The F train station at Neptune Avenue in Coney Island is one of the stations slated to get an elevator.
“Every Brooklynite knows how important public transportation is. In fact, over 4.3 million New Yorkers rely on the subway system each day to go to work, school or simply get around the city. Yet for years, Coney Island seniors and residents with mobility impairments haven’t been able to utilize their local station because it wasn’t fully ADA-accessible. This is absolutely unacceptable and a terrible disservice to so many of our loved ones and neighbors,” said Frontus, a Democrat representing Coney Island, Seagate and parts of Dyker Heights and Bay Ridge.
“Every New Yorker should be able to get around the city they call home safely and efficiently. With these improvements soon underway, we’re moving in the right direction toward ensuring all residents have equal access to the services they need and deserve,” Frontus said.

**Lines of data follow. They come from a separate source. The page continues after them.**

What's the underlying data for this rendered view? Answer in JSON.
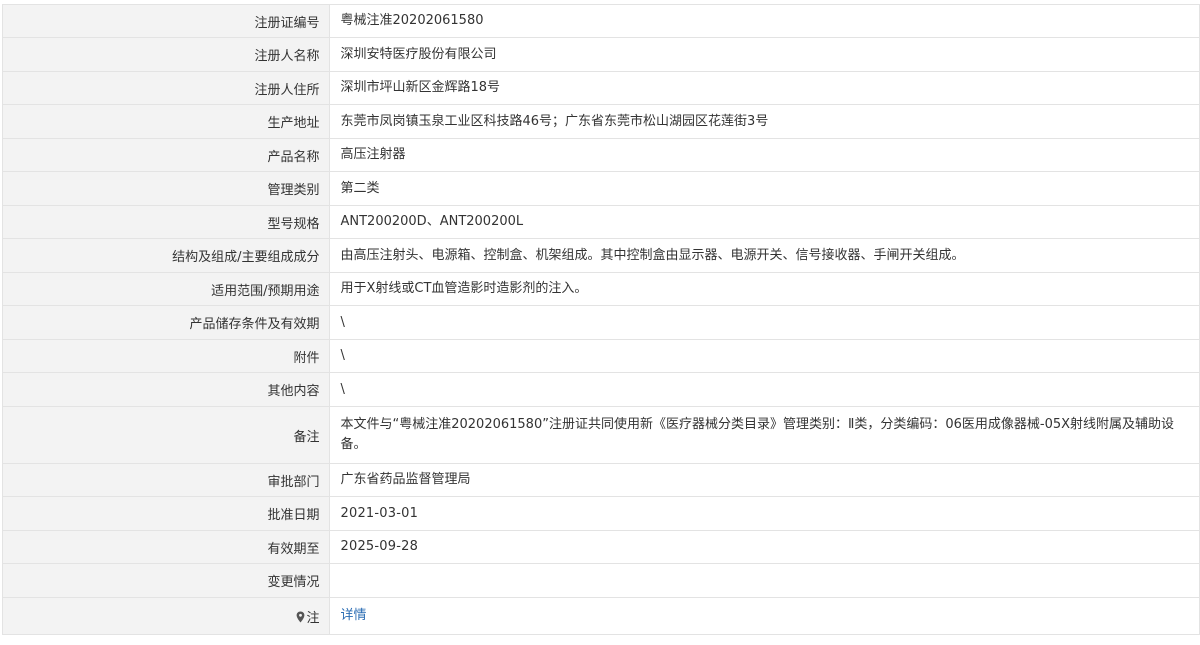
{
  "rows": [
    {
      "label": "注册证编号",
      "value": "粤械注准20202061580"
    },
    {
      "label": "注册人名称",
      "value": "深圳安特医疗股份有限公司"
    },
    {
      "label": "注册人住所",
      "value": "深圳市坪山新区金辉路18号"
    },
    {
      "label": "生产地址",
      "value": "东莞市凤岗镇玉泉工业区科技路46号；广东省东莞市松山湖园区花莲街3号"
    },
    {
      "label": "产品名称",
      "value": "高压注射器"
    },
    {
      "label": "管理类别",
      "value": "第二类"
    },
    {
      "label": "型号规格",
      "value": "ANT200200D、ANT200200L"
    },
    {
      "label": "结构及组成/主要组成成分",
      "value": "由高压注射头、电源箱、控制盒、机架组成。其中控制盒由显示器、电源开关、信号接收器、手闸开关组成。"
    },
    {
      "label": "适用范围/预期用途",
      "value": "用于X射线或CT血管造影时造影剂的注入。"
    },
    {
      "label": "产品储存条件及有效期",
      "value": "\\"
    },
    {
      "label": "附件",
      "value": "\\"
    },
    {
      "label": "其他内容",
      "value": "\\"
    },
    {
      "label": "备注",
      "value": "本文件与“粤械注准20202061580”注册证共同使用新《医疗器械分类目录》管理类别：Ⅱ类，分类编码：06医用成像器械-05X射线附属及辅助设备。"
    },
    {
      "label": "审批部门",
      "value": "广东省药品监督管理局"
    },
    {
      "label": "批准日期",
      "value": "2021-03-01"
    },
    {
      "label": "有效期至",
      "value": "2025-09-28"
    },
    {
      "label": "变更情况",
      "value": ""
    }
  ],
  "note_row": {
    "label": "注",
    "link_text": "详情",
    "icon": "map-pin-icon"
  },
  "colors": {
    "label_bg": "#f3f3f3",
    "border": "#e3e3e3",
    "text": "#333333",
    "link": "#2a6cb3"
  }
}
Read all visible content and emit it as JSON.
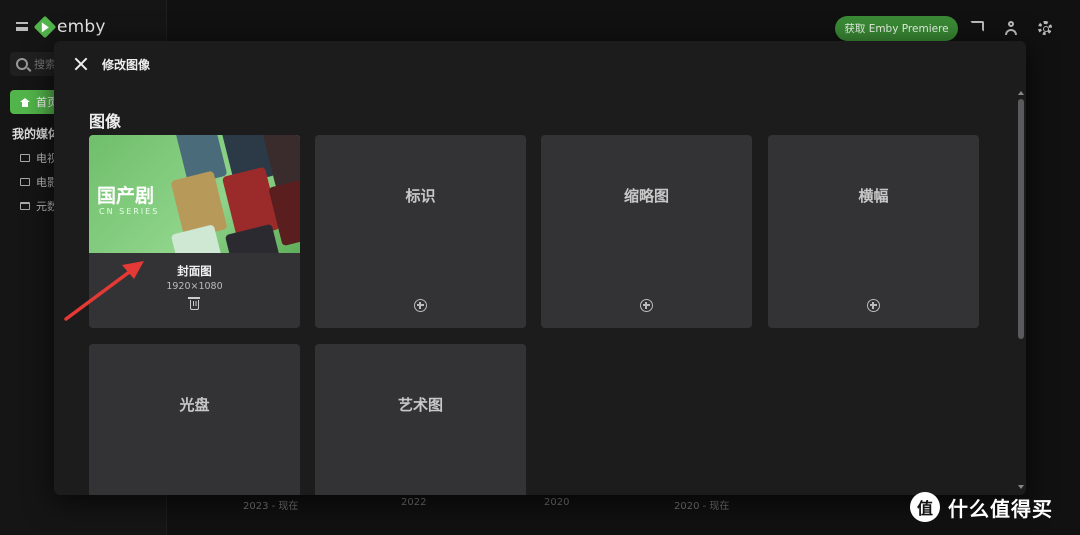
{
  "app": {
    "logo_text": "emby",
    "search_placeholder": "搜索",
    "home_label": "首页",
    "section_label": "我的媒体",
    "library_items": [
      "电视",
      "电影",
      "元数据"
    ],
    "premiere_button": "获取 Emby Premiere"
  },
  "background_years": [
    "2023 - 现在",
    "2022",
    "2020",
    "2020 - 现在"
  ],
  "modal": {
    "title": "修改图像",
    "section_title": "图像",
    "cover": {
      "image_title": "国产剧",
      "image_subtitle": "CN SERIES",
      "name": "封面图",
      "dimensions": "1920×1080"
    },
    "slots": [
      "标识",
      "缩略图",
      "横幅",
      "光盘",
      "艺术图"
    ]
  },
  "watermark": {
    "badge": "值",
    "text": "什么值得买"
  },
  "colors": {
    "accent": "#52b54b",
    "annotation_arrow": "#e53935"
  }
}
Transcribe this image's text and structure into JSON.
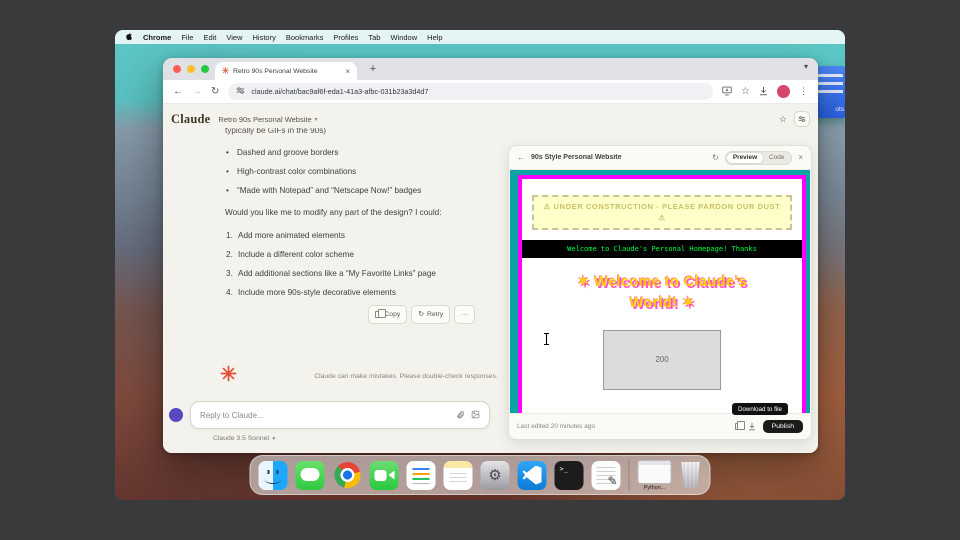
{
  "colors": {
    "claude_accent": "#d97757",
    "starburst_red": "#e2502f",
    "retro_magenta": "#ff00ff",
    "retro_teal": "#0aa3a6",
    "marquee_green": "#00ff41",
    "heading_gold": "#ffd400",
    "heading_pink": "#ff4fc0",
    "publish_dark": "#1b1a18",
    "browser_avatar_pink": "#d64570",
    "composer_avatar_purple": "#5849c0"
  },
  "icons": {
    "back": "←",
    "forward": "→",
    "reload": "↻",
    "new_tab": "+",
    "tab_close": "×",
    "tab_search_chevron": "▾",
    "star": "☆",
    "kebab_menu": "⋮",
    "chevron_down": "▾",
    "artifact_back": "←",
    "artifact_refresh": "↻",
    "artifact_close": "×",
    "retry": "↻",
    "more_options": "···",
    "gear": "⚙",
    "pencil": "✎",
    "terminal_prompt": ">_"
  },
  "menubar": {
    "app_name": "Chrome",
    "items": [
      "File",
      "Edit",
      "View",
      "History",
      "Bookmarks",
      "Profiles",
      "Tab",
      "Window",
      "Help"
    ]
  },
  "desktop": {
    "widget_label": "ots"
  },
  "browser": {
    "tab_title": "Retro 90s Personal Website",
    "url": "claude.ai/chat/bac9af6f-eda1-41a3-afbc-031b23a3d4d7"
  },
  "claude": {
    "logo_text": "Claude",
    "chat_title": "Retro 90s Personal Website",
    "message": {
      "clipped_line": "typically be GIFs in the 90s)",
      "bullets": [
        "Dashed and groove borders",
        "High-contrast color combinations",
        "“Made with Notepad” and “Netscape Now!” badges"
      ],
      "question": "Would you like me to modify any part of the design? I could:",
      "numbered_items": [
        "Add more animated elements",
        "Include a different color scheme",
        "Add additional sections like a “My Favorite Links” page",
        "Include more 90s-style decorative elements"
      ]
    },
    "actions": {
      "copy_label": "Copy",
      "retry_label": "Retry"
    },
    "disclaimer": "Claude can make mistakes. Please double-check responses.",
    "composer": {
      "placeholder": "Reply to Claude...",
      "model_name": "Claude 3.5 Sonnet"
    }
  },
  "artifact": {
    "title": "90s Style Personal Website",
    "preview_tab": "Preview",
    "code_tab": "Code",
    "site": {
      "construction_banner": "⚠ UNDER CONSTRUCTION - PLEASE PARDON OUR DUST ⚠",
      "marquee_text": "Welcome to Claude's Personal Homepage! Thanks",
      "heading": "✶ Welcome to Claude’s World! ✶",
      "image_placeholder_text": "200"
    },
    "download_tooltip": "Download to file",
    "last_edited": "Last edited 20 minutes ago",
    "publish_label": "Publish"
  },
  "dock": {
    "python_window_label": "Python..."
  }
}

Gounardes disappointed with Cuomo Rx veto
State Sen. Andrew Gounardes expressed concern in the wake of Gov. Andrew Cuomo’s veto of a bill passed by the state legislature to provide additional oversight of pharmacy managers.
“I am disappointed and angry on behalf of our local pharmacies here in southern Brooklyn that the governor has vetoed a bill to bring oversight to pharmacy benefit managers in New York State. By vetoing this bill, he is putting big business over regular people struggling to pay for their healthcare,” said Gounardes, a Democrat whose district includes Bay Ridge and several other neighborhoods in Southwest Brooklyn.
Gounardes vowed to work to pass the legislation again.
“It is vital for both our local mom-and-pop shops as well as New Yorkers that this industry have some measure of transparency and accountability, and I will fight to protect our local pharmacies next session,” he said.
Treyger takes part in Menorah lighting ceremony
Councilmember Mark Treyger spent part of the last night of Hanukkah at a Menorah lighting ceremony in Coney Island.
The ceremony, which took place at Chabad of Coney Island on Surf Avenue, had a particular poignancy, according to Treyger, who noted the recent series of shocking hate crimes against Jews.
“These recent heinous acts of hate must not shatter our collective spirit, divide our families and de-humanize our humanity. An attack on one is an attack on all,” said Treyger, a Democrat who represents Coney Island, Gravesend and parts of Bensonhurst.
“We must stand united, in solidarity, and with inclusive conviction that we will not tolerate hate against any member of our community. The story of Hanukkah is a story of resilience and strength against all odds. We are one. We will overcome,” Treyger said.